Wine industry can’t take heat

Rising temperatures and sea levels could cause major setbacks to the wine industry

Aly Dodds

Rising temperatures and sea levels could cause major setbacks to the wine industry

By Sports & Health Editor

Climate change is reportedly depleting the nation’s coastlines, but land is not the only thing affected —the wine industry is also baking in the sun.

Rising global temperatures are expected to have negative economic effects on the wine industry. Jim Harbertson, associate professor of enology at Washington State University, said consumers may have to deal with inflated wine prices, and the overall quality may diminish in coming years, forcing wineries to develop improved marketing strategies to remain globally competitive.

Harbertson said climate is the most important aspect of viticulture—the cultivation and science of vineyard grapes—because the amount of sunlight grape vines receive is critical to their development.

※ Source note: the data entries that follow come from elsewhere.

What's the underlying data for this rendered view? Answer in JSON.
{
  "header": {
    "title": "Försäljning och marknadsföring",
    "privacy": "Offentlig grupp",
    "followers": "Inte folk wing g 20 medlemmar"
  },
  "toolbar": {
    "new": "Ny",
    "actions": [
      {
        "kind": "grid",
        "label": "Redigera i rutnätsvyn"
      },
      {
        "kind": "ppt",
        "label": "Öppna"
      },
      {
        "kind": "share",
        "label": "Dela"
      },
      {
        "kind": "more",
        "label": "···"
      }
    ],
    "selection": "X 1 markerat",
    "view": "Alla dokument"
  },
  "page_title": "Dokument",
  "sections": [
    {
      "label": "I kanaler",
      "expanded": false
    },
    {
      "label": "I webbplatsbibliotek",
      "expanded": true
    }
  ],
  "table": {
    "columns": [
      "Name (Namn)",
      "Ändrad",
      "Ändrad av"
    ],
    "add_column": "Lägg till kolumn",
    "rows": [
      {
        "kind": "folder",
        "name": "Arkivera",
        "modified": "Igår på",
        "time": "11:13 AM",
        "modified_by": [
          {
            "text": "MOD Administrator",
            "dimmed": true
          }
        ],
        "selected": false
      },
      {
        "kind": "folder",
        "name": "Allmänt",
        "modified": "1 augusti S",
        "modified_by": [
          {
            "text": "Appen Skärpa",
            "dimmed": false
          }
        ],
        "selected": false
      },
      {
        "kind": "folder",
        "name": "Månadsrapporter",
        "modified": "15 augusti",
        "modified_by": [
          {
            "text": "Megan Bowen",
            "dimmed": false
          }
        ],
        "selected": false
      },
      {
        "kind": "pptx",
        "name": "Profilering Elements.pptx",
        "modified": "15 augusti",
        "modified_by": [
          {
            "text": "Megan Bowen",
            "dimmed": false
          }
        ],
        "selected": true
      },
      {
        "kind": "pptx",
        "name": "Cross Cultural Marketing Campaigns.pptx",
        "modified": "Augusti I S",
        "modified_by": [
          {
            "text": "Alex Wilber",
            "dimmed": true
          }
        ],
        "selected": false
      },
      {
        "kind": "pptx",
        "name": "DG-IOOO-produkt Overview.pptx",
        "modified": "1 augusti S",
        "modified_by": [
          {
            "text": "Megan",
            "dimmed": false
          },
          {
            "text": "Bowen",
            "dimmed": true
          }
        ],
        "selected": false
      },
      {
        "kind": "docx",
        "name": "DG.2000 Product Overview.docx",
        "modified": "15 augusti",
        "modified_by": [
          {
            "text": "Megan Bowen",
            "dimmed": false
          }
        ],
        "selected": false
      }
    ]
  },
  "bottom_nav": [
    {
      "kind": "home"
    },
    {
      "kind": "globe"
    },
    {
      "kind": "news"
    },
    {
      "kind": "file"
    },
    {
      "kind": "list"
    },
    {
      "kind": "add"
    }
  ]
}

Grape vines produce their sugar with the sunshine on the leaves consumed through photosynthesis, which contributes to the aroma, color and pigments in the wine grapes, Harbertson said.

“All of those things are tied to the climate, so you can begin to understand how important those things are in terms of just getting good fruit and high quality fruit,” Harbertson said. “It’s a really delicate balance to be in.”

Increased changes in temperature are throwing off grape vine growing patterns. According to a March 31 report from the United Nations Intergovernmental Panel on Climate Change, rising temperatures threaten to affect water supplies and resources, which would in turn negatively affect wine grape growth because they are heavily dependent on water.

Dan Cayan, climate researcher at the Scripps Institution of Oceanography and the United States Geological Survey, said sea levels are rising globally because of temperature increases in northern ocean waters and in water masses in ocean basins near the coasts. This flooding could eliminate the coastal land currently used for viticulture.

“One thing that geomorphologists will emphasize is the fact that the [coasts] are real dynamic places,” Cayan said. “We’re not just talking about a bathtub where the edges are static. The coasts are changing.”

According to Joseph Kelley, a marine geology professor at the University of Maine, Earth’s sea levels are out of balance. While sea levels are rising in some parts of the world, they are falling in others, he said. However, tide gauge records, which are affected by land level movements and strong ocean currents, suggest that sea levels are rising at a rate of approximately 1.5–2 millimeters per year since the first records in 1900, which may cost the U.S. valuable agricultural land on its coasts.

The report indicated that residents are moving farther inland because of vanishing coastlines, where most wineries sit. Kelley said he does not think cities and vineyards will be completely abandoned because of their enormous value, but bigger walls will have to be built and pumping systems will have to be maintained, he said.

Climate change is believed to be the cause of increasingly severe storms, floods and droughts, according to the United Nations report. Harbertson said California has an extreme water shortage, and because the state is so heavily populated, more water is required to accommodate residents’ everyday needs. He said California, a major agricultural state, and its wine industry are suffering as a result.

Harbertson said growing grapes requires 1,000 liters of water. Another 10–100 liters are needed in the winery to produce 1 liter of wine, which is equivalent to filling up a bathtub.

“If you’re not getting water from a natural resource, you’re having to buy it,” Harbertson said. “It stops making sense. It stops being a simple arrangement where there’s a natural balance between things and resources that we can utilize quickly, easily and sustainably.”

As a result, the wine industry has to adjust its growing and production techniques to adapt to the effects of climate change. Harbertson said wineries will need to innovate and start using technologies that use less water more efficiently. One process wineries can adopt is the clean-in-place method, in which less water is used to clean more tanks because the same water is reused, similar to the way dishwashers function, Harbertson said.

“You’re lowering the amount of water [used], making it more sustainable,” Harbertson said. “They’re not going to change what they’re doing until there’s really a financial pinch.”